The American University of Rome said in a statement on its website that it remains open as normal, but it is similarly "looking at the safety/necessity of all student trips, public lectures/meetings, and community travel and will postpone or cancel any that are deemed unnecessary or high risk until further notice." AUR also said it is increasing levels of cleaning staff to sanitize AUR spaces; providing hand sanitizer throughout the university; requiring students, faculty and staff with cold or flu symptoms to notify either human resources or the university doctor and stay home if so advised; and extending the university doctor’s hours.
Karen Lancaster, a spokeswoman for Johns Hopkins University, also said the university’s campus in Bologna remains open at this time.
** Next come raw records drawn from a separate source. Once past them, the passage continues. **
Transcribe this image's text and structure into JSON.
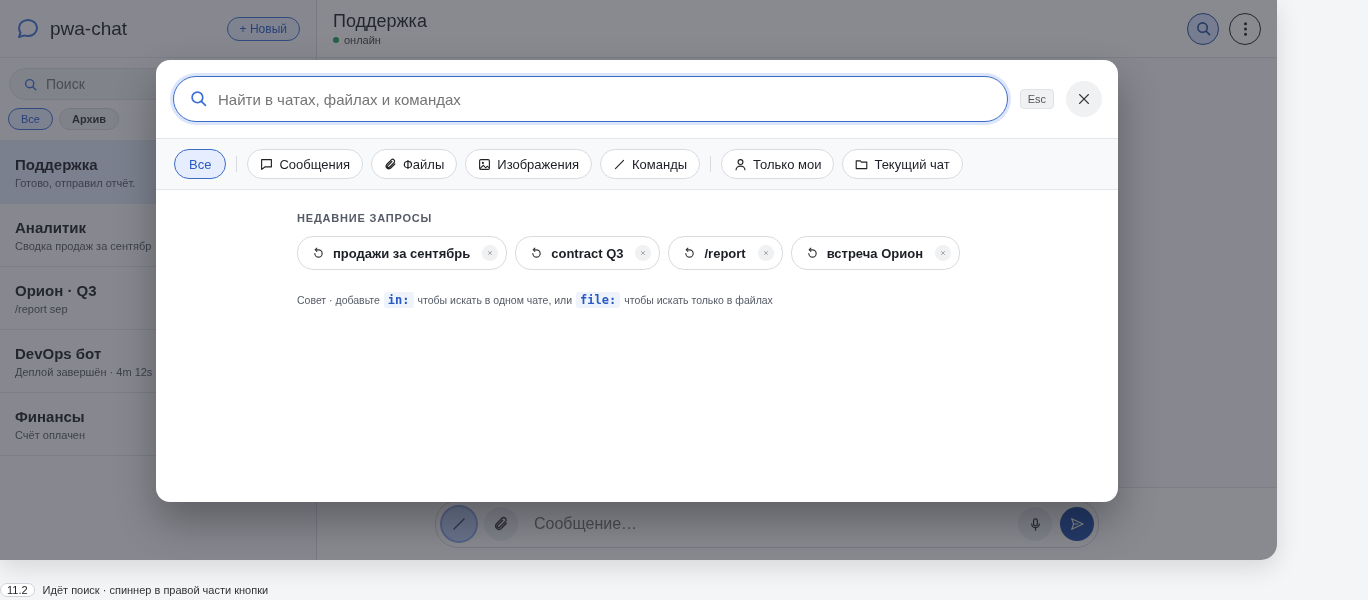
{
  "sidebar": {
    "app_name": "pwa-chat",
    "new_button": "+ Новый",
    "search": {
      "placeholder": "Поиск"
    },
    "filters": [
      {
        "label": "Все",
        "selected": true
      },
      {
        "label": "Архив",
        "selected": false
      }
    ],
    "chats": [
      {
        "name": "Поддержка",
        "preview": "Готово, отправил отчёт.",
        "selected": true
      },
      {
        "name": "Аналитик",
        "preview": "Сводка продаж за сентябр",
        "selected": false
      },
      {
        "name": "Орион · Q3",
        "preview": "/report sep",
        "selected": false
      },
      {
        "name": "DevOps бот",
        "preview": "Деплой завершён · 4m 12s",
        "selected": false
      },
      {
        "name": "Финансы",
        "preview": "Счёт оплачен",
        "selected": false
      }
    ]
  },
  "chat_header": {
    "title": "Поддержка",
    "status": "онлайн",
    "online": true,
    "search_active": true
  },
  "composer": {
    "placeholder": "Сообщение…",
    "commands_active": true
  },
  "search_dialog": {
    "placeholder": "Найти в чатах, файлах и командах",
    "esc_hint": "Esc",
    "filter_groups": [
      [
        {
          "label": "Все",
          "kind": "all",
          "selected": true
        }
      ],
      [
        {
          "label": "Сообщения",
          "kind": "message",
          "selected": false
        },
        {
          "label": "Файлы",
          "kind": "file",
          "selected": false
        },
        {
          "label": "Изображения",
          "kind": "image",
          "selected": false
        },
        {
          "label": "Команды",
          "kind": "command",
          "selected": false
        }
      ],
      [
        {
          "label": "Только мои",
          "kind": "user",
          "selected": false
        },
        {
          "label": "Текущий чат",
          "kind": "folder",
          "selected": false
        }
      ]
    ],
    "recent_heading": "НЕДАВНИЕ ЗАПРОСЫ",
    "recent": [
      "продажи за сентябрь",
      "contract Q3",
      "/report",
      "встреча Орион"
    ],
    "tip": [
      {
        "kind": "text",
        "text": "Совет · добавьте"
      },
      {
        "kind": "code",
        "text": "in:"
      },
      {
        "kind": "text",
        "text": "чтобы искать в одном чате, или"
      },
      {
        "kind": "code",
        "text": "file:"
      },
      {
        "kind": "text",
        "text": "чтобы искать только в файлах"
      }
    ]
  },
  "caption": {
    "badge": "11.2",
    "text": "Идёт поиск · спиннер в правой части кнопки"
  }
}
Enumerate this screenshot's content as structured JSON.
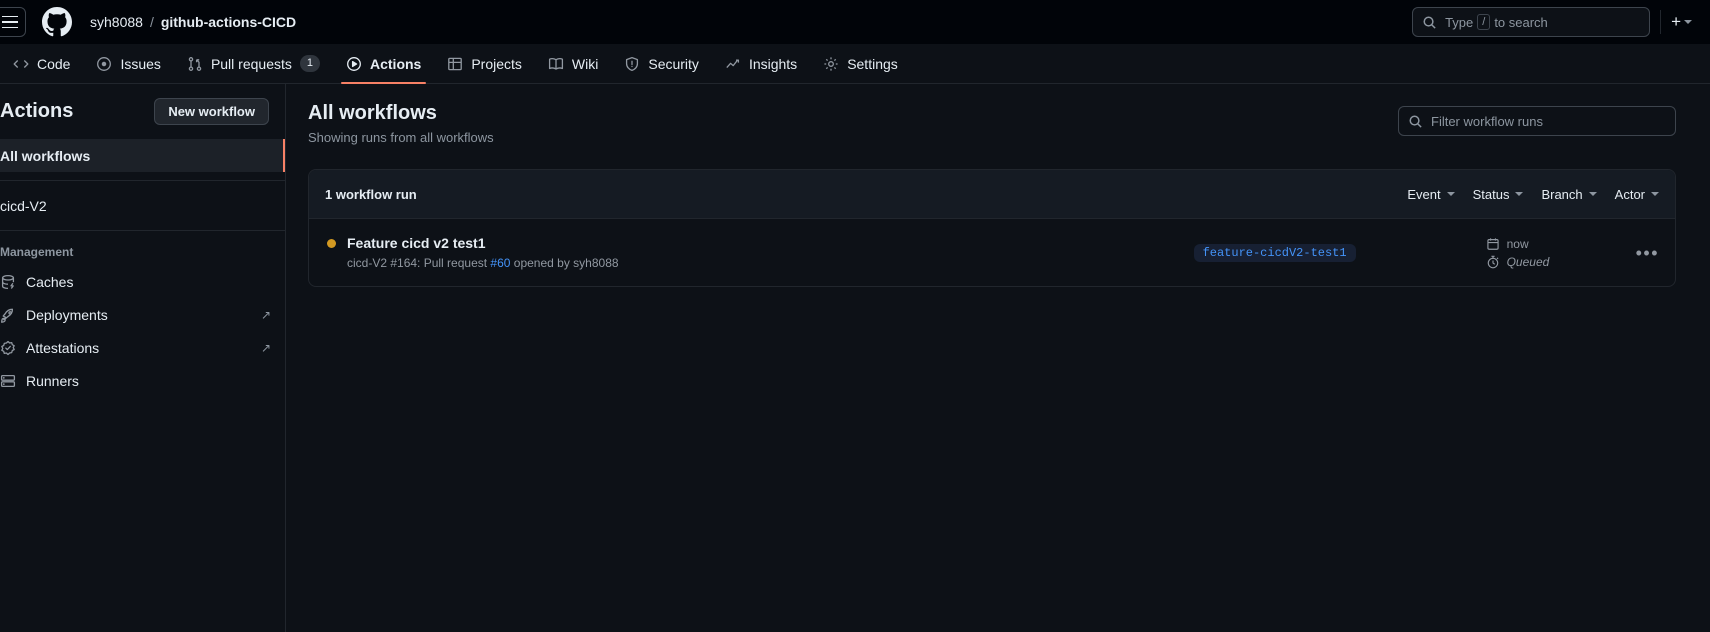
{
  "header": {
    "menu_icon": "hamburger-icon",
    "logo_icon": "github-logo-icon",
    "owner": "syh8088",
    "separator": "/",
    "repo": "github-actions-CICD",
    "search_placeholder": "Type",
    "search_key": "/",
    "search_suffix": "to search",
    "plus_label": "+"
  },
  "repo_nav": {
    "items": [
      {
        "label": "Code",
        "icon": "code-icon",
        "count": null,
        "active": false
      },
      {
        "label": "Issues",
        "icon": "issue-opened-icon",
        "count": null,
        "active": false
      },
      {
        "label": "Pull requests",
        "icon": "git-pull-request-icon",
        "count": "1",
        "active": false
      },
      {
        "label": "Actions",
        "icon": "play-icon",
        "count": null,
        "active": true
      },
      {
        "label": "Projects",
        "icon": "table-icon",
        "count": null,
        "active": false
      },
      {
        "label": "Wiki",
        "icon": "book-icon",
        "count": null,
        "active": false
      },
      {
        "label": "Security",
        "icon": "shield-icon",
        "count": null,
        "active": false
      },
      {
        "label": "Insights",
        "icon": "graph-icon",
        "count": null,
        "active": false
      },
      {
        "label": "Settings",
        "icon": "gear-icon",
        "count": null,
        "active": false
      }
    ]
  },
  "sidebar": {
    "title": "Actions",
    "new_workflow_label": "New workflow",
    "all_workflows_label": "All workflows",
    "workflows": [
      {
        "label": "cicd-V2"
      }
    ],
    "management_label": "Management",
    "management_items": [
      {
        "label": "Caches",
        "icon": "cache-icon",
        "external": false
      },
      {
        "label": "Deployments",
        "icon": "rocket-icon",
        "external": true
      },
      {
        "label": "Attestations",
        "icon": "verified-icon",
        "external": true
      },
      {
        "label": "Runners",
        "icon": "server-icon",
        "external": false
      }
    ],
    "external_glyph": "↗"
  },
  "main": {
    "title": "All workflows",
    "subtitle": "Showing runs from all workflows",
    "filter_placeholder": "Filter workflow runs",
    "runs_count_label": "1 workflow run",
    "filters": [
      {
        "label": "Event"
      },
      {
        "label": "Status"
      },
      {
        "label": "Branch"
      },
      {
        "label": "Actor"
      }
    ],
    "runs": [
      {
        "status": "queued",
        "status_color": "#d29922",
        "title": "Feature cicd v2 test1",
        "subtitle_prefix": "cicd-V2 #164: Pull request ",
        "subtitle_link": "#60",
        "subtitle_suffix": " opened by syh8088",
        "branch": "feature-cicdV2-test1",
        "time": "now",
        "time_icon": "calendar-icon",
        "duration": "Queued",
        "duration_icon": "stopwatch-icon",
        "menu_glyph": "•••"
      }
    ]
  },
  "colors": {
    "accent": "#f78166",
    "link": "#4493f8",
    "queued": "#d29922",
    "background": "#0d1117",
    "header_bg": "#010409"
  }
}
"The leadership team, in consultation with public health authorities and Johns Hopkins’ own experts, continually monitors the situation," she said. "We continue to provide information and resources to our community of scholars, faculty and staff in Italy."
At this point, the Centers for Disease Control and Prevention does not recommend reconsidering travel to Italy, except in the case of older people or people with chronic medical conditions, though it does recommend enhanced precautions.
The CDC has warned against nonessential travel to China since late January, prompting many universities to cancel all university-sponsored and study abroad travel there. Just on Monday the CDC upgraded its travel advisory for South Korea to likewise warn against all travel to that country, citing limited access to adequate medical care in affected areas.
Several American universities have campuses in Incheon, a suburb of Seoul. One of those universities, George Mason University, in Virginia, announced Tuesday that it would postpone the start of face-to-face classes at its Incheon campus for two weeks, until March 9.
The State University of New York said in a statement that its spring semester at the Incheon campus would start March 2, but the first two weeks of lectures will be taught online. Placement exams and registration for incoming freshmen are taking place as planned this week, but exam and registration sites are restricted to 10 people per room and students must wear masks and have their temperature taken before entering the room. The university is mandating masks be worn in all SUNY Korea facilities and is advising members of the campus community to wash hands frequently and abstain from going to public places or meeting in large groups.
Even as American universities try to navigate the threat posed by coronavirus in relation to their international operations, they increasingly face the threat of an outbreak in the U.S. Top American health authorities warned Tuesday that Americans should prepare for the spread of the coronavirus in the U.S., that it was no longer a question of if but when.
Julie Anne Friend, the director of Northwestern University's Office of Global Safety and Security, emphasized how quickly the situation surrounding COVID-19 is evolving and the complexities and scale of the problem.
Friend said the last time universities dealt with these sorts of circumstances, as in the outbreak of severe acute respiratory syndrome, or SARS; the H1N1 flu; or even Ebola, universities weren't dealing with the same kind and volume of travel or some of the same complexities in terms of the number of different health authorities involved.
"I think it’s such an unnerving circumstance to think that an individual could be quarantined that people are acting more prudently than maybe they would have in the past," she said.
Friend stressed the importance of college officials planning for various scenarios, of asking, "What happens if X happens -- really thinking outside of the box."
"I don’t know if this is a new normal. I hope that at some point this whole thing slows down," she said. "But I do think that preparing for things like this is the new normal."